- **ABOUT THIS TASK**: Please retype the entries exactly as they stand, leaving out any pictures.

Recorded data:
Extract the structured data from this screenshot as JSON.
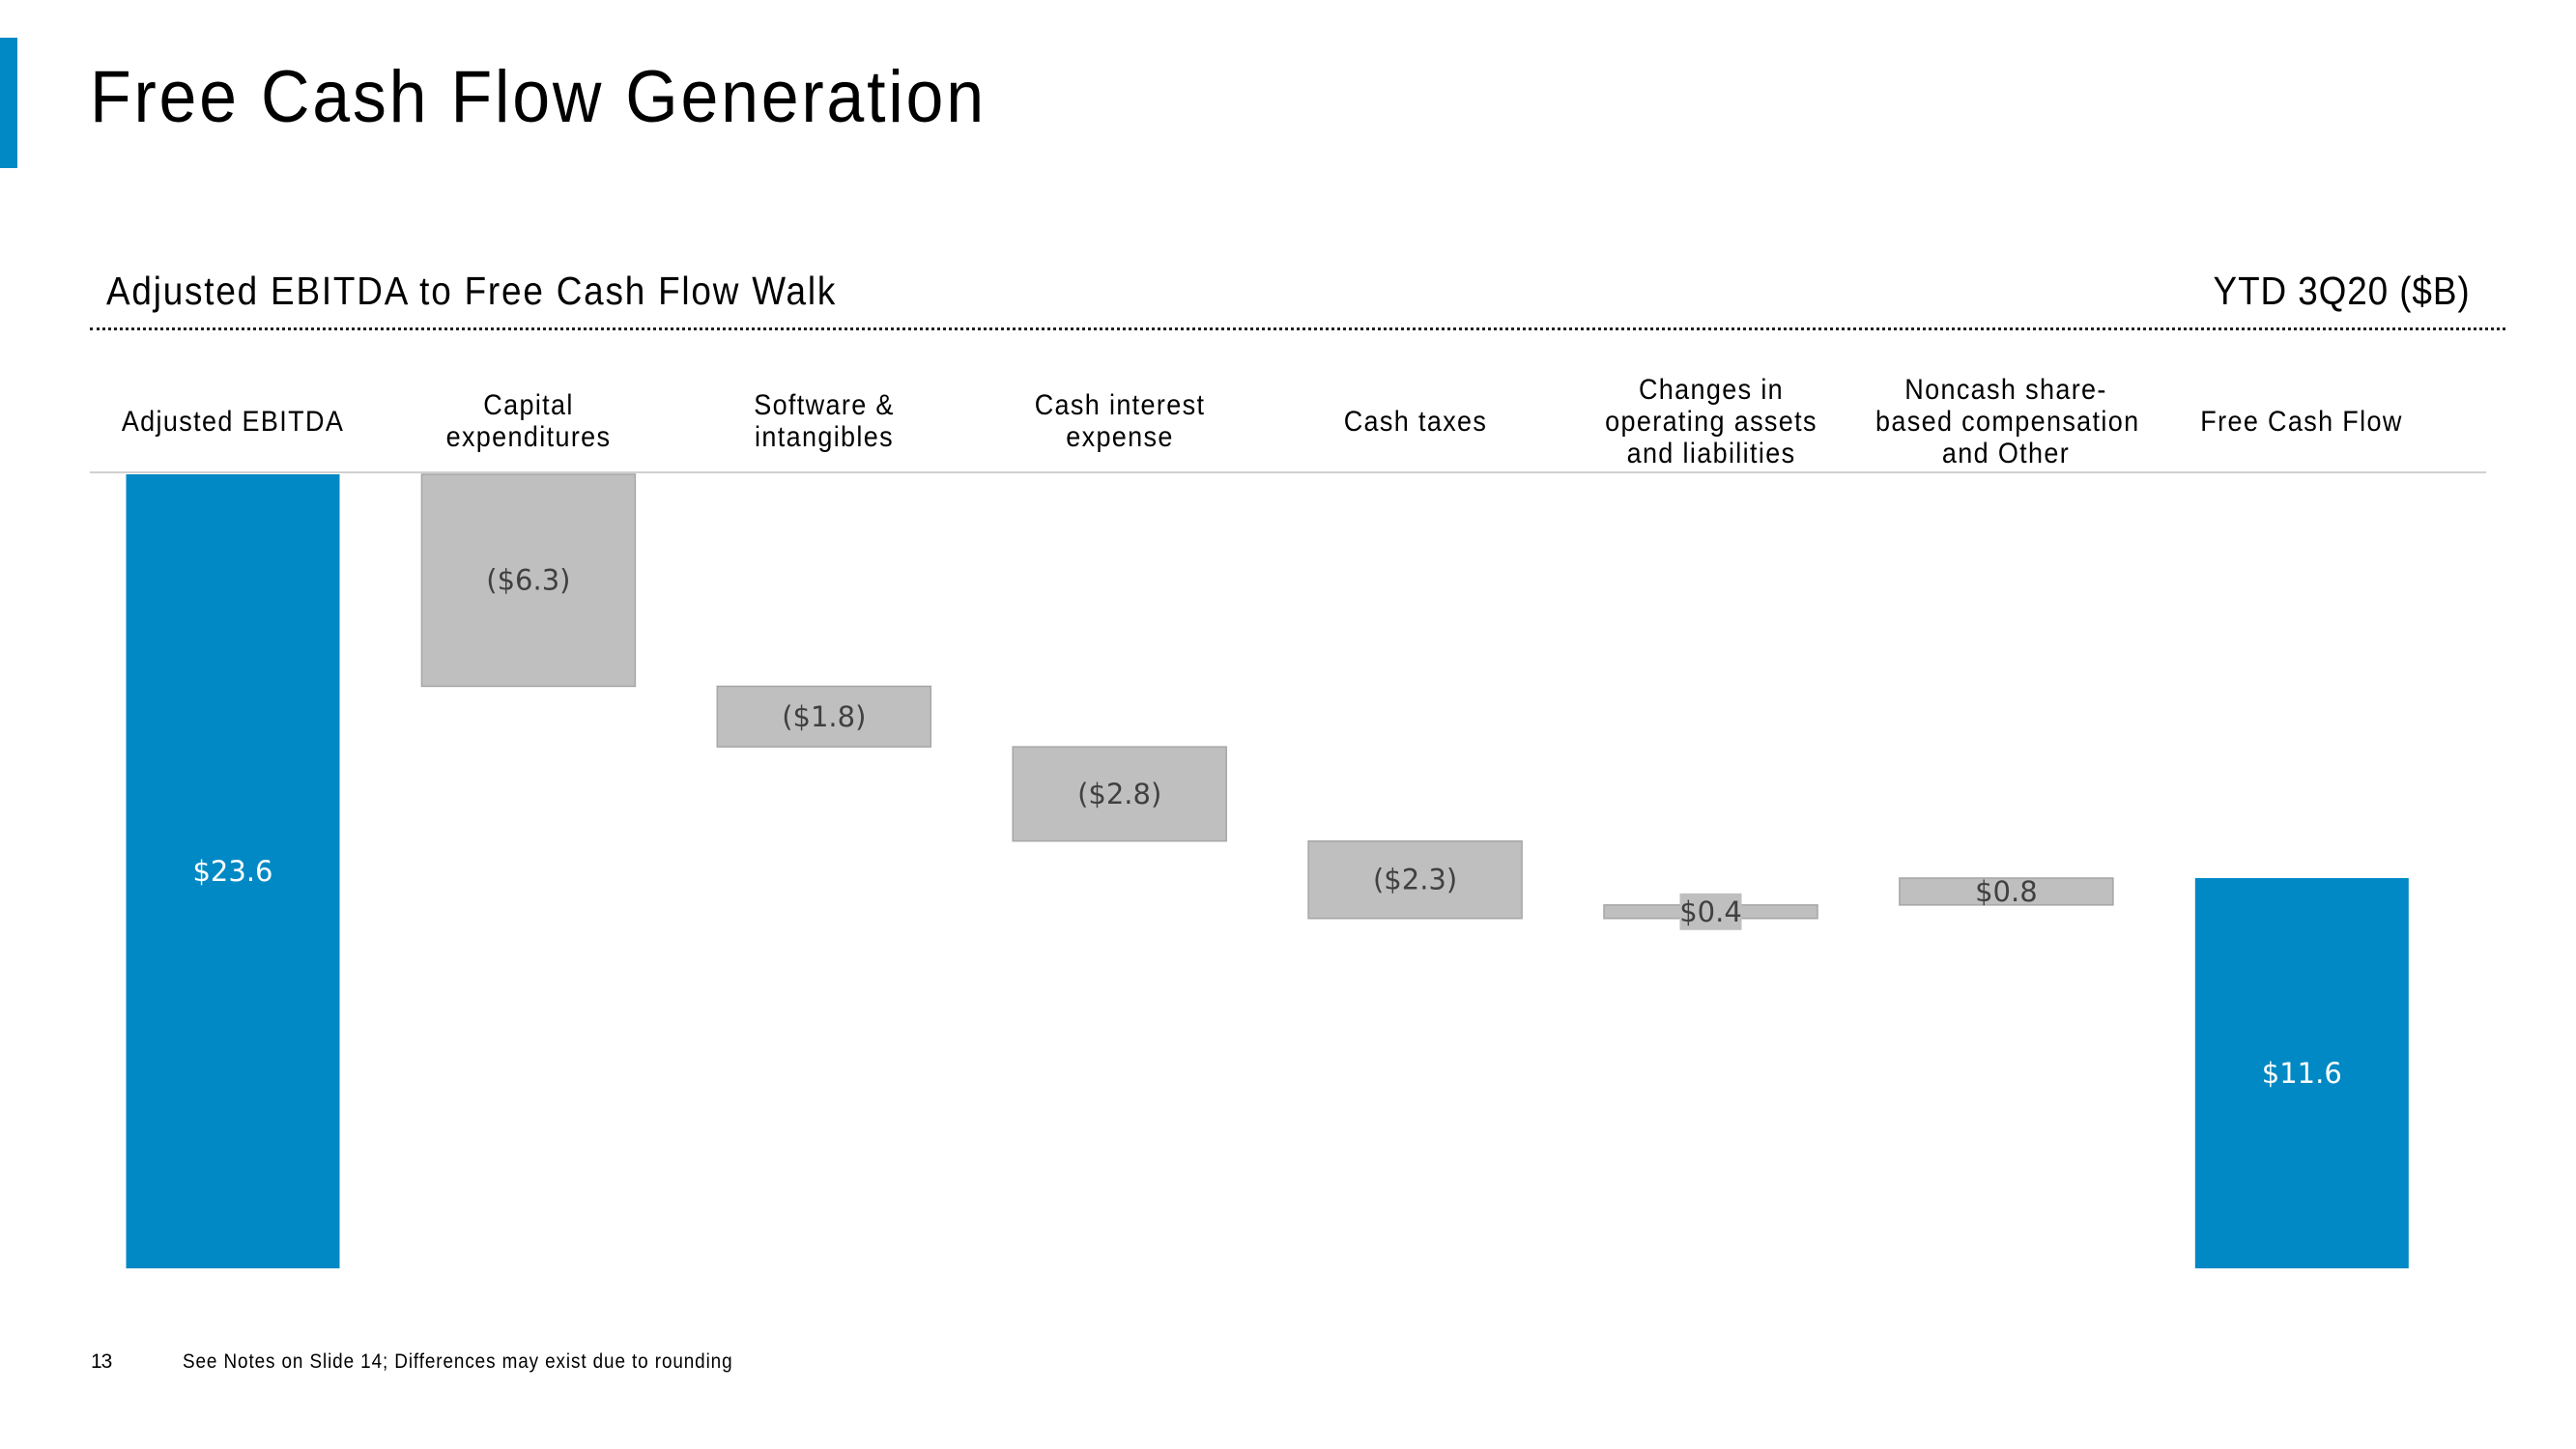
{
  "slide": {
    "title": "Free Cash Flow Generation",
    "subtitle": "Adjusted EBITDA to Free Cash Flow Walk",
    "period": "YTD 3Q20 ($B)",
    "page_number": "13",
    "footnote": "See Notes on Slide 14; Differences may exist due to rounding"
  },
  "colors": {
    "accent": "#0089c4",
    "total_bar": "#0089c4",
    "step_bar": "#bfbfbf",
    "step_bar_edge": "#a6a6a6",
    "total_label": "#ffffff",
    "step_label": "#404040"
  },
  "chart_data": {
    "type": "bar",
    "subtype": "waterfall",
    "title": "Adjusted EBITDA to Free Cash Flow Walk",
    "unit": "$B",
    "categories": [
      [
        "Adjusted EBITDA"
      ],
      [
        "Capital",
        "expenditures"
      ],
      [
        "Software &",
        "intangibles"
      ],
      [
        "Cash interest",
        "expense"
      ],
      [
        "Cash taxes"
      ],
      [
        "Changes in",
        "operating assets",
        "and liabilities"
      ],
      [
        "Noncash share-",
        "based compensation",
        "and Other"
      ],
      [
        "Free Cash Flow"
      ]
    ],
    "values": [
      23.6,
      -6.3,
      -1.8,
      -2.8,
      -2.3,
      0.4,
      0.8,
      11.6
    ],
    "kinds": [
      "total",
      "step",
      "step",
      "step",
      "step",
      "step",
      "step",
      "total"
    ],
    "labels": [
      "$23.6",
      "($6.3)",
      "($1.8)",
      "($2.8)",
      "($2.3)",
      "$0.4",
      "$0.8",
      "$11.6"
    ],
    "ylim": [
      0,
      23.6
    ],
    "grid": false,
    "legend": "none"
  }
}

- **RESPONSE FOR THIS EXERCISE**:
Extract the structured data from this screenshot as JSON.
{
  "slide": {
    "title": "Free Cash Flow Generation",
    "subtitle": "Adjusted EBITDA to Free Cash Flow Walk",
    "period": "YTD 3Q20 ($B)",
    "page_number": "13",
    "footnote": "See Notes on Slide 14; Differences may exist due to rounding"
  },
  "colors": {
    "accent": "#0089c4",
    "total_bar": "#0089c4",
    "step_bar": "#bfbfbf",
    "step_bar_edge": "#a6a6a6",
    "total_label": "#ffffff",
    "step_label": "#404040"
  },
  "chart_data": {
    "type": "bar",
    "subtype": "waterfall",
    "title": "Adjusted EBITDA to Free Cash Flow Walk",
    "unit": "$B",
    "categories": [
      [
        "Adjusted EBITDA"
      ],
      [
        "Capital",
        "expenditures"
      ],
      [
        "Software &",
        "intangibles"
      ],
      [
        "Cash interest",
        "expense"
      ],
      [
        "Cash taxes"
      ],
      [
        "Changes in",
        "operating assets",
        "and liabilities"
      ],
      [
        "Noncash share-",
        "based compensation",
        "and Other"
      ],
      [
        "Free Cash Flow"
      ]
    ],
    "values": [
      23.6,
      -6.3,
      -1.8,
      -2.8,
      -2.3,
      0.4,
      0.8,
      11.6
    ],
    "kinds": [
      "total",
      "step",
      "step",
      "step",
      "step",
      "step",
      "step",
      "total"
    ],
    "labels": [
      "$23.6",
      "($6.3)",
      "($1.8)",
      "($2.8)",
      "($2.3)",
      "$0.4",
      "$0.8",
      "$11.6"
    ],
    "ylim": [
      0,
      23.6
    ],
    "grid": false,
    "legend": "none"
  }
}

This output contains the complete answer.